For Jacqueline Brooken, president of La Madonna Della Strada, a new Rochester organization formed to address issues of homelessness, the topic is deeply personal.
Both of Brooken’s children, now adults, were born at the House of Mercy. She worked there for over 30 years and credits the success she and others found at the shelter with its founder, Sister Grace Miller and her partner, Sister Rita Lewis.
“It’s the caring and the compassion,” says Brooken. “People who come (to shelters), they have broken hearts, they are people with mental problems, they are people whose families don’t support them. (Miller) made them feel love.”

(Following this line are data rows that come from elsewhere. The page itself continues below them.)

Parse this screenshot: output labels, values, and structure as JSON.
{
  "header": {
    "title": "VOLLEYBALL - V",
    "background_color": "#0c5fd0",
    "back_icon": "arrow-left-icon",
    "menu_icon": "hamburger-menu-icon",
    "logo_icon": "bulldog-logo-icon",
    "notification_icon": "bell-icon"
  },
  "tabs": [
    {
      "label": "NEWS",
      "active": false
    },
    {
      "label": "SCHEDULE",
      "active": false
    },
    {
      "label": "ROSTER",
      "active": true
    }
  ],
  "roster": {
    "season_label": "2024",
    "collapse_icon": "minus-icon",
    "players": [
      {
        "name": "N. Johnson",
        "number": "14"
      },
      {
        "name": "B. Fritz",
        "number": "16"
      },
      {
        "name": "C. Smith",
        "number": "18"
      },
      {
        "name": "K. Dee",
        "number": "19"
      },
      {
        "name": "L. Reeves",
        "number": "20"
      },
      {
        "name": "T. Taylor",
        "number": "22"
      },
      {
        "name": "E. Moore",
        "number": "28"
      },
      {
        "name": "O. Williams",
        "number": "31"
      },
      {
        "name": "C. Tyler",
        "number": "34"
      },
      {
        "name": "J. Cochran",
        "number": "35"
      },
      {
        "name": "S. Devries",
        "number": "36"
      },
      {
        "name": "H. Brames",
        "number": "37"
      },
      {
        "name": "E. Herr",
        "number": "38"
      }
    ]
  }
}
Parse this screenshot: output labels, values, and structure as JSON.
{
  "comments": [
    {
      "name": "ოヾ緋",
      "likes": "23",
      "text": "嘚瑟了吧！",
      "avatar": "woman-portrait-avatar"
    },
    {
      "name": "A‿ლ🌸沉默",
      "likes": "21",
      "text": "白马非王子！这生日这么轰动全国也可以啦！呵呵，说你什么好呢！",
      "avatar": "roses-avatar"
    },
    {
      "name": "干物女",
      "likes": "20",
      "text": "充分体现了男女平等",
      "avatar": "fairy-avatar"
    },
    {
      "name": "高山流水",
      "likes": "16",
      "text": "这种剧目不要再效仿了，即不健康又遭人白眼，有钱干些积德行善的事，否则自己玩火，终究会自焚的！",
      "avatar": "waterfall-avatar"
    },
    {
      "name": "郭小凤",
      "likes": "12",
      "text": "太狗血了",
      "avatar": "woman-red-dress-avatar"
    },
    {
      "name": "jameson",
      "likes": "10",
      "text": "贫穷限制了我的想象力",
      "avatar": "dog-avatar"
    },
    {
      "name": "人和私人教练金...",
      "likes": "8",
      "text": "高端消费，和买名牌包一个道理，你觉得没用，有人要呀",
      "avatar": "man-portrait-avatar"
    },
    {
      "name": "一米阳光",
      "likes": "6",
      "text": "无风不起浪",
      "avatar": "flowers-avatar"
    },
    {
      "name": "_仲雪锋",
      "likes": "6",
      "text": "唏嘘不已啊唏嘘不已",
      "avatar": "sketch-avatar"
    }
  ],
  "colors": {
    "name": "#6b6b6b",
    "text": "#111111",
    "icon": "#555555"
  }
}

Brooken’s admiration for Miller and Lewis’ long-time work is shared by other founding members of La Madonna Della Strada, which translates to “Our Lady of the Street.” They believe Miller’s perspective and philosophy of openness is unique and goes beyond what is currently being done for unhoused people in Rochester.

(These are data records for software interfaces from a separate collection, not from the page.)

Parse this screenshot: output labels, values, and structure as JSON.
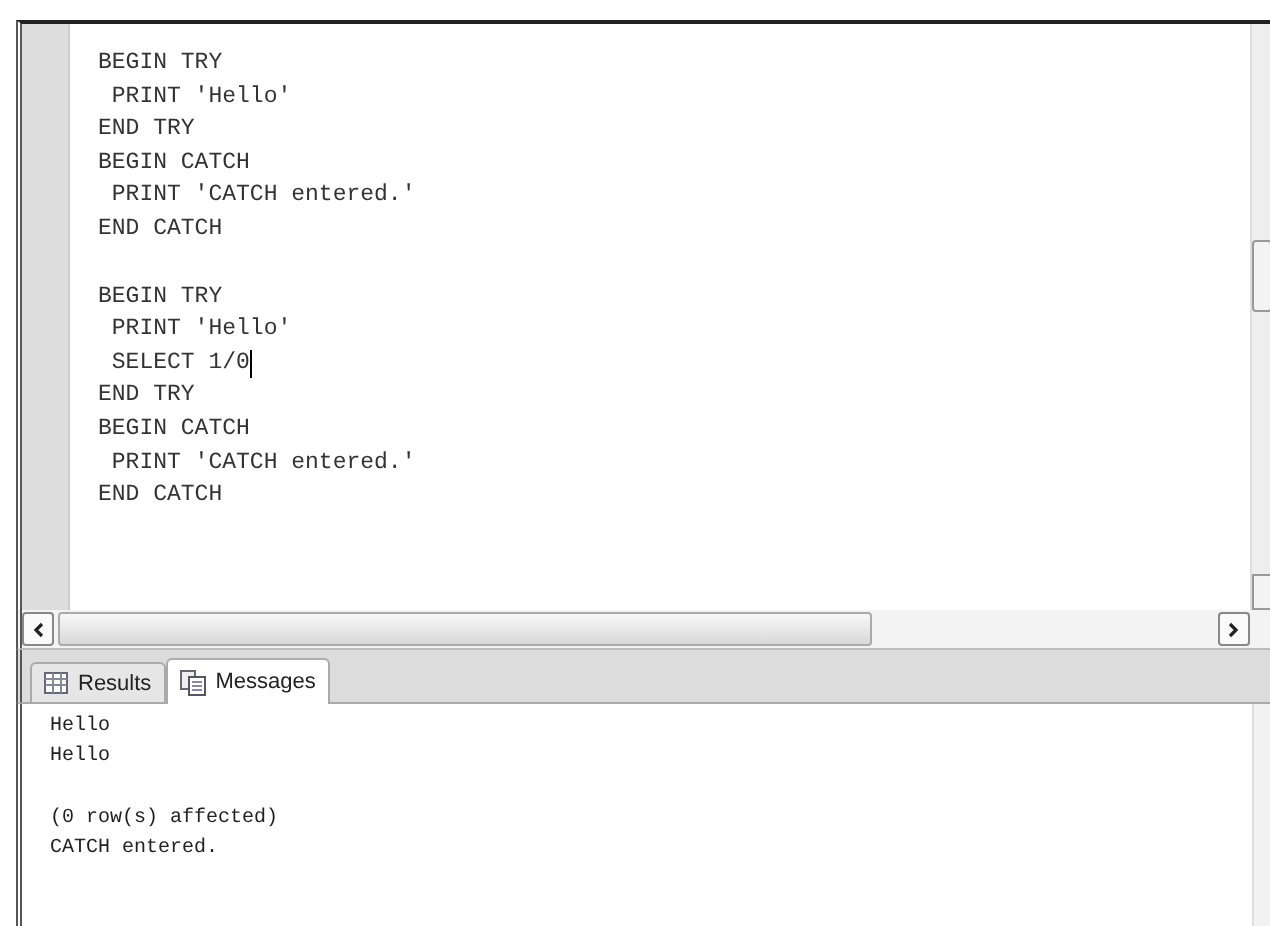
{
  "editor": {
    "blocks": [
      {
        "lines": [
          {
            "text": "BEGIN TRY",
            "cursor": false
          },
          {
            "text": " PRINT 'Hello'",
            "cursor": false
          },
          {
            "text": "END TRY",
            "cursor": false
          },
          {
            "text": "BEGIN CATCH",
            "cursor": false
          },
          {
            "text": " PRINT 'CATCH entered.'",
            "cursor": false
          },
          {
            "text": "END CATCH",
            "cursor": false
          }
        ]
      },
      {
        "lines": [
          {
            "text": "BEGIN TRY",
            "cursor": false
          },
          {
            "text": " PRINT 'Hello'",
            "cursor": false
          },
          {
            "text": " SELECT 1/0",
            "cursor": true
          },
          {
            "text": "END TRY",
            "cursor": false
          },
          {
            "text": "BEGIN CATCH",
            "cursor": false
          },
          {
            "text": " PRINT 'CATCH entered.'",
            "cursor": false
          },
          {
            "text": "END CATCH",
            "cursor": false
          }
        ]
      }
    ]
  },
  "tabs": [
    {
      "label": "Results",
      "kind": "grid",
      "selected": false
    },
    {
      "label": "Messages",
      "kind": "messages",
      "selected": true
    }
  ],
  "messages": {
    "groups": [
      {
        "lines": [
          "Hello",
          "Hello"
        ]
      },
      {
        "lines": [
          "(0 row(s) affected)",
          "CATCH entered."
        ]
      }
    ]
  }
}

With cases of shelter sanctions still at a high level and evictions beginning to rise to pre-COVID pandemic rates, members of La Madonna Della Strada announced Monday their intention to establish a center for temporary shelter, a soup kitchen, food pantry, and clothing closet. Their desire is for a large building with a capacity of at least 100 beds with support and proper supervision from paid staff.
“There are many (unhoused people) now who are scattered all across the city. We need to let them know that we care for them, that they are not forgotten,” Miller said at the announcement, which was held in front of the former Loomis Street encampment that now features a 11-foot fence. “These are the works of mercy. These are the works of La Madonna Della Strada.”
The six-month-old organization, whose 501 (c) (3) nonprofit status is still pending, still needs more support for this to happen, organizers say. Its current goal is $300,000 to afford a building in the 14605 ZIP code, which has a concentration of unhoused people.
Following a stabbing incident that left one resident dead and another in critical condition, Miller and Lewis were let go by the House of Mercy last September. They have continued to do outreach with the homeless community on their own since then and were honored by Rochester City Council earlier this year.
Miller indicated that the La Madonna Della Strada center would have a low barrier for services, something she believes is missing from the current shelter system in Rochester. In particular, she raised concerns about the high rates of sanctioning in the area.
Being sanctioned means an individual has been evicted from a shelter, typically for a period of time. Breaking a shelter rule, missing an appointment, not maintaining an employment or apartment search, or failing to attend mandated drug or alcohol recovery services are usual reasons for sanctioning.
In 2022, about 2 percent of people receiving public assistance were sanctioned in Monroe County, which was relatively low for the area. Eight years ago, sanctions regularly hit as high as 5 percent. Still, the Rochester area ranked high in sanctions per capita when compared with other metro areas in New York.
“Sanctions need to be removed entirely. When you sanction someone, you are saying basically, the doors of these shelters are not open to them,” said Miller.
Similarly, members of La Madonna Della Strada say more shelter capacity and service outreach will be needed if eviction trends continue to rise as well. While eviction moratoriums were put in place several times during the COVID-19 pandemic, they were lifted in January 2022.
“Monroe County has the fourth-highest eviction rate in the state. Evictions have been shown to be connected to crises in violence and education,” said County Legislator Mercedes Vasquez-Simmons, who represents the neighborhood and spoke in support of the effort. “And to think that this is the very spot where an encampment was removed.”
In the northeast 14605 ZIP code, where La Madonna Bella Strada hopes to establish its center, there were 114 eviction filings in the first three months of 2023, lower than the 164 in that same period in 2019. However, on a per-capita basis the area still has one of the highest rates in Monroe County.
Using “Point-in-Time” values from the Department of Housing and Urban Development, the number of unhoused people on any given night in 2022 was estimated to be 748, which is generally in line with pre-pandemic levels. Members of La Madonna Della Strada believe the true number is closer to 1,000.
“We know them and we support them. We know we’re not supposed to bring them down,” says Brooken. “And that’s why we’re doing this and why it’s needed.”
Jacob Schermerhorn is a Rochester Beacon contributing writer. The Beacon welcomes comments and letters from readers who adhere to our comment policy including use of their full, real name. Submissions to the Letters page should be sent to [email protected].
I’m all in on housing facilities for the homeless. That said, there are societal rules. We all have them and need to abide by them. Then, while building that housing facility and providing mental healthcare how about we finally address the Urban education system. Why? Because the current educational failure feeds homelessness. It promotes generational poverty, child poverty and all the other woes of urban Rochester.